But wouldn’t it make sense to seize the advantages of economies of scale and procure military equipment together? Again, that happens anyway for a variety of reasons.  You don’t need the EU to get involved. There are examples of both successful and failed collaborations. "Successes" might include the Anglo-French Jaguar and the Tornado and Typhoon fighter projects. Most spending on defence equipment in Europe has been by just five countries, most notably the UK, but the UK, of course, is not now an EU country. Collaboration is usually inefficient but it opens the way to a bigger defence market. That’s the key. But many in the EU would like to close off their defence market from outsiders. That would rapidly run foul of those countries who want to buy US or British or other equipment. Even Germany has just announced its intention to buy US F-35A  fighters.

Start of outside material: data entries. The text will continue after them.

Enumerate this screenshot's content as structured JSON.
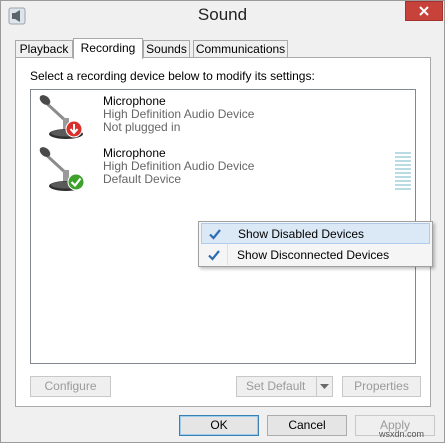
{
  "window": {
    "title": "Sound"
  },
  "tabs": [
    {
      "label": "Playback"
    },
    {
      "label": "Recording"
    },
    {
      "label": "Sounds"
    },
    {
      "label": "Communications"
    }
  ],
  "recording": {
    "instruction": "Select a recording device below to modify its settings:",
    "devices": [
      {
        "name": "Microphone",
        "driver": "High Definition Audio Device",
        "status": "Not plugged in",
        "status_icon": "down-arrow-red-icon"
      },
      {
        "name": "Microphone",
        "driver": "High Definition Audio Device",
        "status": "Default Device",
        "status_icon": "check-green-icon"
      }
    ],
    "level_meter_level": 0
  },
  "context_menu": {
    "items": [
      {
        "label": "Show Disabled Devices",
        "checked": true
      },
      {
        "label": "Show Disconnected Devices",
        "checked": true
      }
    ]
  },
  "panel_buttons": {
    "configure": "Configure",
    "set_default": "Set Default",
    "properties": "Properties"
  },
  "dialog_buttons": {
    "ok": "OK",
    "cancel": "Cancel",
    "apply": "Apply"
  },
  "watermark": "wsxdn.com",
  "colors": {
    "close_button": "#c7423a",
    "menu_highlight": "#dbe8f6",
    "check_blue": "#2e6bb0",
    "status_red": "#d9302c",
    "status_green": "#3da12c"
  }
}
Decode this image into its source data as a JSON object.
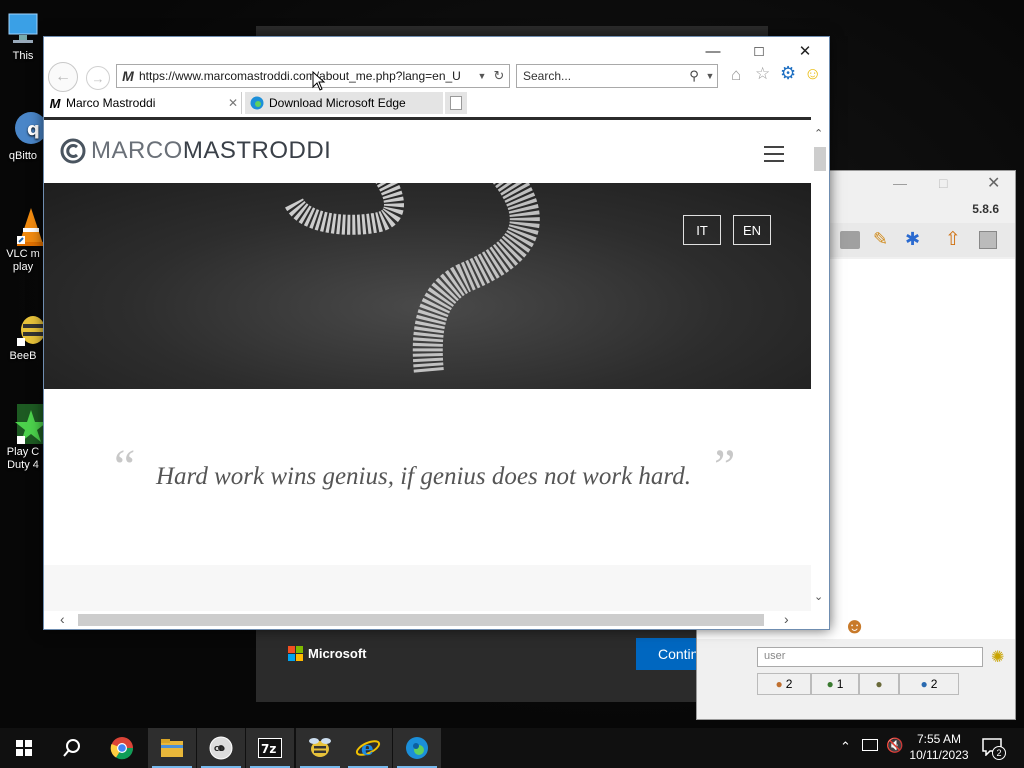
{
  "desktop": {
    "icons": [
      {
        "label": "This"
      },
      {
        "label": "qBitto"
      },
      {
        "label": "VLC m\nplay"
      },
      {
        "label": "BeeB"
      },
      {
        "label": "Play C\nDuty 4"
      }
    ]
  },
  "bee_window": {
    "version": "5.8.6",
    "user_placeholder": "user",
    "status_counts": [
      "2",
      "1",
      "",
      "2"
    ]
  },
  "edge_setup": {
    "brand": "Microsoft",
    "continue_label": "Continue"
  },
  "browser": {
    "address": "https://www.marcomastroddi.com/about_me.php?lang=en_U",
    "search_placeholder": "Search...",
    "tabs": [
      {
        "title": "Marco Mastroddi",
        "active": true
      },
      {
        "title": "Download Microsoft Edge",
        "active": false
      }
    ]
  },
  "page": {
    "logo_light": "MARCO",
    "logo_bold": "MASTRODDI",
    "lang_it": "IT",
    "lang_en": "EN",
    "quote": "Hard work wins genius, if genius does not work hard.",
    "quote_open": "“",
    "quote_close": "”"
  },
  "taskbar": {
    "time": "7:55 AM",
    "date": "10/11/2023",
    "notifications": "2"
  },
  "colors": {
    "ie_blue": "#1e6fc2",
    "edge_continue": "#0067c0",
    "taskbar": "#101010"
  }
}
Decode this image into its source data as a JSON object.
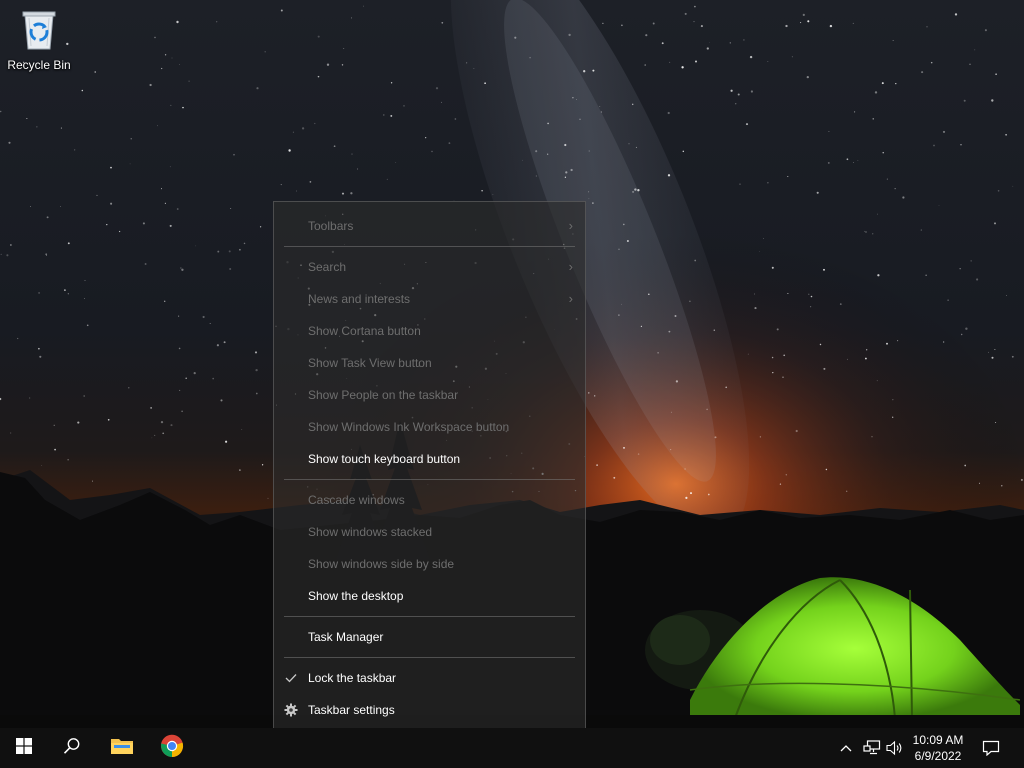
{
  "desktop": {
    "icons": [
      {
        "label": "Recycle Bin",
        "icon": "recycle-bin-icon"
      }
    ]
  },
  "context_menu": {
    "items": [
      {
        "label": "Toolbars",
        "disabled": true,
        "submenu": true
      },
      {
        "label": "Search",
        "disabled": true,
        "submenu": true
      },
      {
        "label": "News and interests",
        "disabled": true,
        "submenu": true
      },
      {
        "label": "Show Cortana button",
        "disabled": true
      },
      {
        "label": "Show Task View button",
        "disabled": true
      },
      {
        "label": "Show People on the taskbar",
        "disabled": true
      },
      {
        "label": "Show Windows Ink Workspace button",
        "disabled": true
      },
      {
        "label": "Show touch keyboard button",
        "disabled": false
      },
      {
        "label": "Cascade windows",
        "disabled": true
      },
      {
        "label": "Show windows stacked",
        "disabled": true
      },
      {
        "label": "Show windows side by side",
        "disabled": true
      },
      {
        "label": "Show the desktop",
        "disabled": false
      },
      {
        "label": "Task Manager",
        "disabled": false
      },
      {
        "label": "Lock the taskbar",
        "disabled": false,
        "checked": true,
        "icon": "checkmark-icon"
      },
      {
        "label": "Taskbar settings",
        "disabled": false,
        "icon": "gear-icon"
      }
    ],
    "submenu_arrow": "›"
  },
  "taskbar": {
    "pinned": [
      {
        "name": "start-button",
        "icon": "windows-logo-icon"
      },
      {
        "name": "search-button",
        "icon": "search-icon"
      },
      {
        "name": "file-explorer-button",
        "icon": "folder-icon"
      },
      {
        "name": "chrome-button",
        "icon": "chrome-icon"
      }
    ],
    "tray": {
      "icons": [
        "chevron-up-icon",
        "network-icon",
        "volume-icon",
        "notification-icon"
      ],
      "time": "10:09 AM",
      "date": "6/9/2022"
    }
  },
  "colors": {
    "menu_text": "#ffffff",
    "menu_disabled_text": "#6e6e6e",
    "taskbar_bg": "#101010",
    "tent_green": "#7fe02a",
    "sunset_orange": "#e8641a"
  }
}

The most profound case against a single EU Army comes back to the degree to which the nations of Europe wish to retain their national independence. You cannot get closer to the bone of national sovereignty than over the status of national armed forces. I doubt that the citizens of many EU countries would be willing to see decisions about conscription, about the deployment and use of their troops, about fighting on or surrendering, indeed about life and death –  handed over to Brussels. Remember, a highly significant distinction between NATO and the EU is that NATO decisions are inter-governmental, they are taken consensually by representatives of the governments of the NATO members. The EU is a hybrid organisation where governments have handed over certain powers to the EU Commission. At this moment EU defence and military matters are still largely in the hands of member country governments who can exercise a veto. But there is now strong pressure for such military decisions to be taken by a majority vote. If this were to be conceded then Brussels would rapidly be in the driving seat and national capitals would be increasingly side-lined. Certainly the European powers need to increase their spending on defence. But this does not mean handing over strategic decision-making and their military to the EU. What is needed is a revitalised and reinforced NATO, an enhanced coalition of the capable, resilient and willing, not a political bloc of the unwilling.

 

Geoffrey Van Orden is a Distinguished Fellow of the Gold Institute for International Strategy, former British Conservative Leader and Defence Spokesman in the European Parliament and Founding President of New Direction. As a former senior military officer he was a counter-terrorism specialist, served in the front-line of the Cold War including 5 years in Berlin, and at NATO headquarters.